at record or near-record lows, raising the risk of winter-kill
damage to dormant wheat along the Ohio River valley,
Overnight lows fell to -5 to -10 degrees Fahrenheit (-20 to
-23 Celsius) across southern Indiana, Ohio, Illinois and
northern Kentucky - big soft red winter wheat country, where
much of the area was unprotected by snow cover.
"It was cold enough to put about 5 percent of the soft wheat
crop at risk," Joel Widenor, an agricultural meteorologist with
Commodity Weather Group, told Reuters.
Snow cover protects dormant wheat when temperatures dip
below zero and persist for four hours or more. Without
sufficient snow cover, damage to exposed wheat can prevent the
crop from reaching its full yield potential next summer.
The central Plains hard red winter country was warmer early
Tuesday, with lows in the single digits up to the 20s F, a big
contrast from the -10 to -20 F readings on Monday, when up to 30
percent of the Plains wheat belt was at risk of winter kill,
agricultural meteorologists said.
The frigid temperatures and weekend snows also slowed
livestock and grain shipments through the heartland and curbed
meat production at several packing plants.
Indiana Packers Corp in Delphi, Indiana, said in a statement
that plant operations remained suspended Tuesday due to
hazardous roads and brutally cold temperatures, but the facility
was expected to resume full production on Wednesday.
Two Cargill Inc beef and pork plants were running
at reduced levels because of road conditions that slowed the
transport of hogs and cattle, said Cargill spokesman Mike
Several flour mills in New York and Ohio were closed Tuesday
as poor weather slowed rail and truck movement of grain, cash
grain traders said.
The Illinois River, a major artery to ship grain, remained
open to barge traffic on Tuesday, but traffic was restricted to
one-way only along a 10-mile stretch near Peoria, Illinois, due
to ice buildup, the U.S. Coast Guard said.
Barge shippers were breaking up surface ice to keep the
navigation channel open, Coast Guard Lieutenant Colin Fogarty
said.
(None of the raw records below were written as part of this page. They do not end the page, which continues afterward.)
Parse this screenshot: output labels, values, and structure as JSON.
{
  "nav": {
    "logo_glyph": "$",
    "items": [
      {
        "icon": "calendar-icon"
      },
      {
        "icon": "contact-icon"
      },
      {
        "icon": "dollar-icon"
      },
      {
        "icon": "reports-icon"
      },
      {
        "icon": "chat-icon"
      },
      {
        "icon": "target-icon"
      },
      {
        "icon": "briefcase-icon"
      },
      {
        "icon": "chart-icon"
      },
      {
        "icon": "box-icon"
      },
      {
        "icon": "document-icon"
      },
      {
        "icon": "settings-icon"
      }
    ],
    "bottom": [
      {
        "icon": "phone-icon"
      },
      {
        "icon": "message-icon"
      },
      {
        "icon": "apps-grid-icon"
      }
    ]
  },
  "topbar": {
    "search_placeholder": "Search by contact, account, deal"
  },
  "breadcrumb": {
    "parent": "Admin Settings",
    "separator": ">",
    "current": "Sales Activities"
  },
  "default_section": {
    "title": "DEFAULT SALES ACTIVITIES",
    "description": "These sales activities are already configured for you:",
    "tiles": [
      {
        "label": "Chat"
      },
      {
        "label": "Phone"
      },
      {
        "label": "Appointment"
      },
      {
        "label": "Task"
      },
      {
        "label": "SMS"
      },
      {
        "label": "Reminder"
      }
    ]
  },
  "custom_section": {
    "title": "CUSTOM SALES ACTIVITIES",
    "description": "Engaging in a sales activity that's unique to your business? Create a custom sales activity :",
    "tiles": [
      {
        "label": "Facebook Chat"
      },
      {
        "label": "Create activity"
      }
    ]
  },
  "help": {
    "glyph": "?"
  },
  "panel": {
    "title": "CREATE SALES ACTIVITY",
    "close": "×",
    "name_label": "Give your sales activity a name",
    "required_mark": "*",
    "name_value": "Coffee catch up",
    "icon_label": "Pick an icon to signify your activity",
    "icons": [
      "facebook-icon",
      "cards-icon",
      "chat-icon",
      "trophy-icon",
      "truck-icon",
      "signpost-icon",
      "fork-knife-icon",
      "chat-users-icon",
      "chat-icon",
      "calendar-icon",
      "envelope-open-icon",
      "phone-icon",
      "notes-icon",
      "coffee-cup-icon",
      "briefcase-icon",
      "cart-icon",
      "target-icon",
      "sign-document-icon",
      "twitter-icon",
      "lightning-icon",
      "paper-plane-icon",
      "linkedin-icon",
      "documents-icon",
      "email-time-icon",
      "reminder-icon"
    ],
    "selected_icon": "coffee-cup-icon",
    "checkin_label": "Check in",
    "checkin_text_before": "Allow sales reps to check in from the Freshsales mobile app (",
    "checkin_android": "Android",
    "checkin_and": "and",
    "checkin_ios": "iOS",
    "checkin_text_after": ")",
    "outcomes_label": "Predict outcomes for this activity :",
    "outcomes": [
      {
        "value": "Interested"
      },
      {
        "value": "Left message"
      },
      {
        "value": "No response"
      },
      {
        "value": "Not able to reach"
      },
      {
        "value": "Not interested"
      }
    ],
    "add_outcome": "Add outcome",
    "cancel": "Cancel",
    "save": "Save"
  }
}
However, ice floes were stacking up at locks and dams and
freezing together in much larger blocks, known in river parlance
as gorging, and that can make lock and dam gates difficult to
open and close.
Cash basis bids for soybeans shipped by barge to Gulf Coast
export elevators jumped to the highest in four months, in part
because of ice-slowed shipments from the Illinois and traffic
backups on the Mississippi River around St. Louis due to low
Temperatures in the upper Midwest fell to the minus teens F
and wind chills of -35 to -40 F.
But temperatures were forecast to rise into the 20s to 30s F
later this week, with some southern Midwest locations possibly
seeing highs in the 40s F, according to forecasters.
"Most of the snow came to an end yesterday, so
transportation should be improving," said meteorologist Andy
Karst with World Weather in Kansas City.
"Another storm is headed to parts of the Midwest Wednesday
into Thursday and again on Friday into Saturday - it's not going
to be a big deal."